This experiment proposes to study the effects of memory improvement by reciting and saying the words out loud to oneself. Participants will be assigned to either two different types of conditions and will then be required to recall the information of words as best as they can. It is assumed that a higher level of generating the targeted words into memory is improved when readers say the words out loud to themselves. Thus, the hypothesis concluded is that people who say words out loud after reading them are expected to improve their memory in retaining information.
The Effects of Memory Improvement by Saying Words Aloud
Whenever a person thinks, sees or hear words that are needed later on for remembrance, most of us would automatically try to retain the information by methods of imagery, recitation and elaboration to bring it more meaning in their understanding of the definition of those words. Words and languages are interrelatedly connected and associated with memory. Historically, memory is a complex system which began in primitive organisms that stores an assorted array of fragments that grows more indispensable as we advance through the years. In terms of retaining memory, humans have extraordinary abilities to accumulate a huge amount of knowledge, but they do not always be able to retrieve or gain access to the parts that have since long been forgotten. Since words serve as a medium to communicate and interact with other people, it is a natural part of daily life that people will say certain words out loud in order to effectively convey particular messages or to recall specific information. According to Macleod et al. (2010), saying a word out loud or at least mouthing it, improves memory function by increasing its distinctiveness, i.e. making it unusual compared to others. The fact that producing a word aloud, which is relative to simply reading a word silently, improves explicit memory (Hourihan & MacLeod, 2010).

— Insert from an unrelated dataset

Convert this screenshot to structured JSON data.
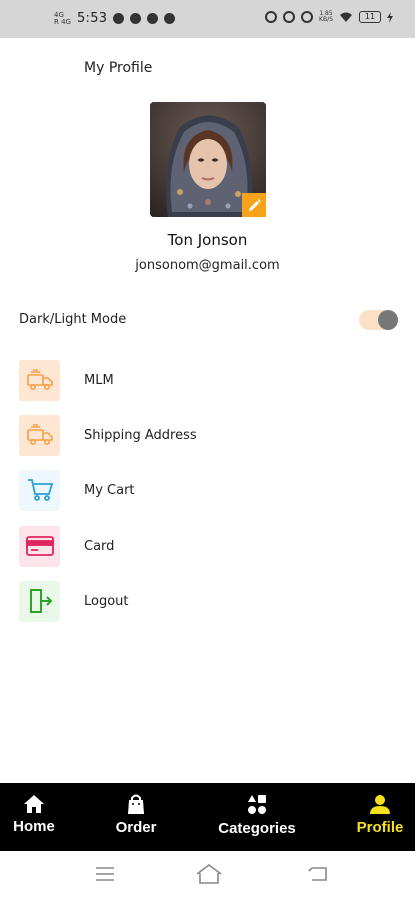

The past studies done on the effects of mouthing or vocalizing words to an extent of memory recall often yield consistently similar results in which those who have recited the information out loud were being reinforced to maintain that information for a longer term. Physically moving or acting out the words by means of vocalization would involve certain electrical muscle movement so that information sent to the brain are known to increase mental response, thus it has its relativity on the ‘generation effect’. This generation effect refers to an enhanced memory encoding by which a participant has better memory improvement by being involved in its creation or by acting it out. By vocalizing “out loud”, recitation in past research by Foley et al. (1983) as cited in Dodson & Schacter (2001) had participants to hear and say words out loud. Reciting words out loud would naturally be one of the most effective method for review because it employs more of the senses than any other review technique (imagery, auditory). For instance, in Schacter et al.’s (1999) study, when students were reviewing notes or tests immediately after class by means of vocal recitation, they yielded higher scores in memory improvement because not only will they be consolidating the new information, but also it strengthens the neural traces made to the brain. It ‘provides a basis for employing a distinctiveness heuristic during the test.’(Dodson & Schacter, 2001). Reciting words out loud to understand the message conveyed by a sentence or paragraph would only then have a higher chance of that information moving on into the long-term memory, as most verbal information goes first in the short-term memory. When information is rehearsed aloud, part of it goes into our long-term memory.
The most recent research done by Hourihan & MacLeod (2010) found that reading words aloud during study explicitly improves memory compared to reading a word silently and...